▸ RECORDS PROVIDED:
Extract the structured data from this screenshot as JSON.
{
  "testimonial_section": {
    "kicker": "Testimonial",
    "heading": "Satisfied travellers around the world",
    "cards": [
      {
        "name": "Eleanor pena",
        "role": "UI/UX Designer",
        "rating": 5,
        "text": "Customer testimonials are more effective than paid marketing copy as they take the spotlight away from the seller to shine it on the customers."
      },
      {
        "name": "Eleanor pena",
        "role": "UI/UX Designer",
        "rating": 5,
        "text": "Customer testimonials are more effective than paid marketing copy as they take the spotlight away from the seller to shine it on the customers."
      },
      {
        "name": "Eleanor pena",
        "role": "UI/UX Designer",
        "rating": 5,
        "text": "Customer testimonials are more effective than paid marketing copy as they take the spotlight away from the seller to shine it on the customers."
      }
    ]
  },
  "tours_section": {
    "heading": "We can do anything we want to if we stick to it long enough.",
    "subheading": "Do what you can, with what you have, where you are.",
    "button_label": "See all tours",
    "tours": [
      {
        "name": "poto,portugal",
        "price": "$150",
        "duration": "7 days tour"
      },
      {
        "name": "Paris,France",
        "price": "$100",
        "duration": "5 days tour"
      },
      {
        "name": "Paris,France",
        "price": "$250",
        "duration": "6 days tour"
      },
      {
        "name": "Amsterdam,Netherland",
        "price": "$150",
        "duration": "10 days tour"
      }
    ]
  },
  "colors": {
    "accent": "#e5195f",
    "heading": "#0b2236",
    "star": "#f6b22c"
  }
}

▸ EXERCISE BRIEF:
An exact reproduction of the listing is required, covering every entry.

▸ SOLUTION:
Extract the structured data from this screenshot as JSON.
{
  "testimonial_section": {
    "kicker": "Testimonial",
    "heading": "Satisfied travellers around the world",
    "cards": [
      {
        "name": "Eleanor pena",
        "role": "UI/UX Designer",
        "rating": 5,
        "text": "Customer testimonials are more effective than paid marketing copy as they take the spotlight away from the seller to shine it on the customers."
      },
      {
        "name": "Eleanor pena",
        "role": "UI/UX Designer",
        "rating": 5,
        "text": "Customer testimonials are more effective than paid marketing copy as they take the spotlight away from the seller to shine it on the customers."
      },
      {
        "name": "Eleanor pena",
        "role": "UI/UX Designer",
        "rating": 5,
        "text": "Customer testimonials are more effective than paid marketing copy as they take the spotlight away from the seller to shine it on the customers."
      }
    ]
  },
  "tours_section": {
    "heading": "We can do anything we want to if we stick to it long enough.",
    "subheading": "Do what you can, with what you have, where you are.",
    "button_label": "See all tours",
    "tours": [
      {
        "name": "poto,portugal",
        "price": "$150",
        "duration": "7 days tour"
      },
      {
        "name": "Paris,France",
        "price": "$100",
        "duration": "5 days tour"
      },
      {
        "name": "Paris,France",
        "price": "$250",
        "duration": "6 days tour"
      },
      {
        "name": "Amsterdam,Netherland",
        "price": "$150",
        "duration": "10 days tour"
      }
    ]
  },
  "colors": {
    "accent": "#e5195f",
    "heading": "#0b2236",
    "star": "#f6b22c"
  }
}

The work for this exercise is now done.